"At present we are trying understand how we can tailor the structure of zinc oxide nanorods so that we get nanorods growing on top of a network of nanowalls, than simply growing as separate little pillars" - Enda McGlynn, Nanotechnology Researcher 

8.45am – a rushed start this morning with a 9.00am lecture followed by a teaching lab session at Dublin City University.

My job description is a university physics lecturer. However, I am involved in an active research group in studying nanostructured semiconductors. 

Certainly that is a mouthful, and not a good thing to try to rhyme off the cuff on Monday morning! Nanostructures are materials systems, which have structured features on the scale of 100nm or less (less than 1000 times the width of a human hair!).

After lunch I meet with my research group (one postgraduate student and one postdoctoral fellow). 

At present we are trying to understand how we can tailor the structure of zinc oxide nanorods so that we get nanorods growing on top of a network of nanowalls, as shown in the left hand panel of the figure below, rather than simply growing as separate little pillars (shown in right hand panel). The width of these little pillars is less than 100nm. 

The problem is; none of us know how to do it so that it works every time. We discuss the possible options, what might be going on and how we can control it. 

Actually this is the key to our research, trying to develop control of the growth processes so that we are confident in our methods. We need to understand the physics, some chemistry and some engineering to do this: we are at the interface of a number of disciplines.

Zinc oxide (yes, the stuff in skin creams) has great potential for use in next generation UV and white light sources for data storage, energy efficient lighting and displays. Nanostructures based on zinc oxide may produce exceptionally efficient device structures. Hence the large mouthful used earlier in describing my research work.

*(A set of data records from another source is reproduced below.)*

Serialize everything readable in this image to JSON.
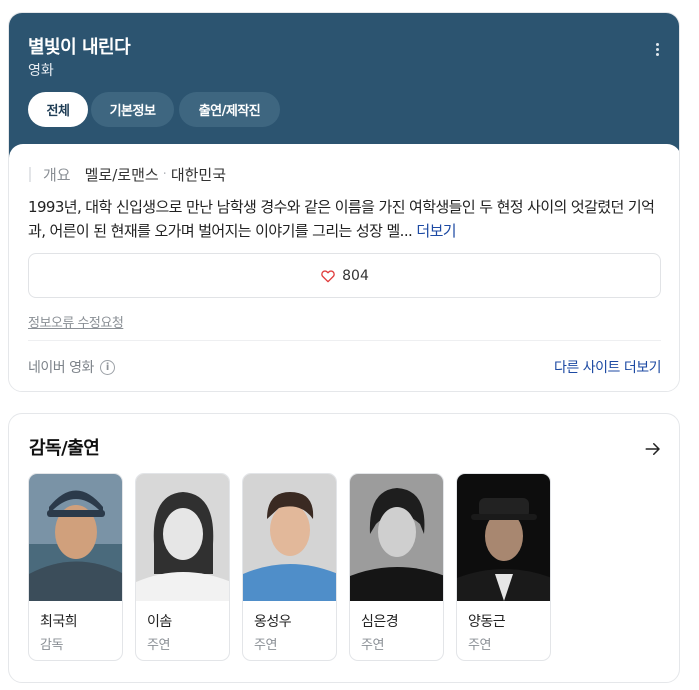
{
  "header": {
    "title": "별빛이 내린다",
    "subtitle": "영화",
    "more_icon": "more-vertical-icon",
    "tabs": [
      {
        "label": "전체",
        "active": true
      },
      {
        "label": "기본정보",
        "active": false
      },
      {
        "label": "출연/제작진",
        "active": false
      }
    ],
    "bg_color": "#2c5470"
  },
  "overview": {
    "label": "개요",
    "genre": "멜로/로맨스",
    "separator": "·",
    "country": "대한민국"
  },
  "description": {
    "text": "1993년, 대학 신입생으로 만난 남학생 경수와 같은 이름을 가진 여학생들인 두 현정 사이의 엇갈렸던 기억과, 어른이 된 현재를 오가며 벌어지는 이야기를 그리는 성장 멜...",
    "more_label": "더보기"
  },
  "likes": {
    "icon": "heart-icon",
    "count": "804"
  },
  "report_label": "정보오류 수정요청",
  "source": {
    "label": "네이버 영화",
    "info_icon": "info-icon",
    "other_sites_label": "다른 사이트 더보기"
  },
  "cast": {
    "title": "감독/출연",
    "arrow_icon": "arrow-right-icon",
    "people": [
      {
        "name": "최국희",
        "role": "감독"
      },
      {
        "name": "이솜",
        "role": "주연"
      },
      {
        "name": "옹성우",
        "role": "주연"
      },
      {
        "name": "심은경",
        "role": "주연"
      },
      {
        "name": "양동근",
        "role": "주연"
      }
    ]
  }
}
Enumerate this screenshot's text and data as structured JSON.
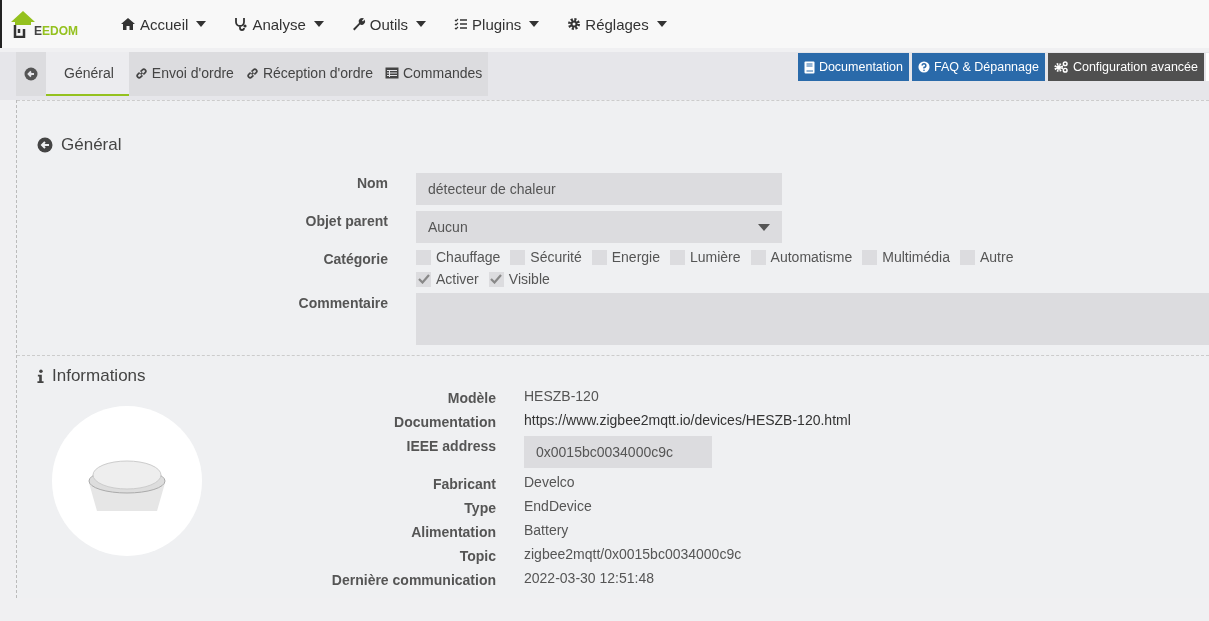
{
  "logo": {
    "text": "EEDOM"
  },
  "menu": [
    {
      "label": "Accueil"
    },
    {
      "label": "Analyse"
    },
    {
      "label": "Outils"
    },
    {
      "label": "Plugins"
    },
    {
      "label": "Réglages"
    }
  ],
  "tabs": [
    {
      "label": "Général",
      "selected": true
    },
    {
      "label": "Envoi d'ordre",
      "selected": false
    },
    {
      "label": "Réception d'ordre",
      "selected": false
    },
    {
      "label": "Commandes",
      "selected": false
    }
  ],
  "actions": [
    {
      "label": "Documentation",
      "kind": "primary"
    },
    {
      "label": "FAQ & Dépannage",
      "kind": "primary"
    },
    {
      "label": "Configuration avancée",
      "kind": "dark"
    }
  ],
  "general": {
    "title": "Général",
    "name_label": "Nom",
    "name_value": "détecteur de chaleur",
    "parent_label": "Objet parent",
    "parent_value": "Aucun",
    "category_label": "Catégorie",
    "categories": [
      {
        "label": "Chauffage",
        "checked": false
      },
      {
        "label": "Sécurité",
        "checked": false
      },
      {
        "label": "Energie",
        "checked": false
      },
      {
        "label": "Lumière",
        "checked": false
      },
      {
        "label": "Automatisme",
        "checked": false
      },
      {
        "label": "Multimédia",
        "checked": false
      },
      {
        "label": "Autre",
        "checked": false
      }
    ],
    "options": [
      {
        "label": "Activer",
        "checked": true
      },
      {
        "label": "Visible",
        "checked": true
      }
    ],
    "comment_label": "Commentaire"
  },
  "informations": {
    "title": "Informations",
    "rows": [
      {
        "label": "Modèle",
        "value": "HESZB-120",
        "kind": "text"
      },
      {
        "label": "Documentation",
        "value": "https://www.zigbee2mqtt.io/devices/HESZB-120.html",
        "kind": "link"
      },
      {
        "label": "IEEE address",
        "value": "0x0015bc0034000c9c",
        "kind": "field"
      },
      {
        "label": "Fabricant",
        "value": "Develco",
        "kind": "text"
      },
      {
        "label": "Type",
        "value": "EndDevice",
        "kind": "text"
      },
      {
        "label": "Alimentation",
        "value": "Battery",
        "kind": "text"
      },
      {
        "label": "Topic",
        "value": "zigbee2mqtt/0x0015bc0034000c9c",
        "kind": "text"
      },
      {
        "label": "Dernière communication",
        "value": "2022-03-30 12:51:48",
        "kind": "text"
      }
    ]
  }
}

By 4.00pm I’m ready to have a cup of coffee and a chat with my friend and colleague, Paul van Kampen, whose research is concerned with the best ways to teach physics. We talk about everything, physics, research grants, families and football and everything in between. Paul often has useful insights about my work, and occasionally I can repay the favour.

At the end of the day, when things have quietened down I will do the usual things, answering emails, clearing forms on my desk, trying to finish off writing a research paper for a journal on some previous results from our lab, and prepare for the next day’s challenges!

Article ~ iopireland.org 


Article by: Enda McGlynn ~ Institute of Physics in Ireland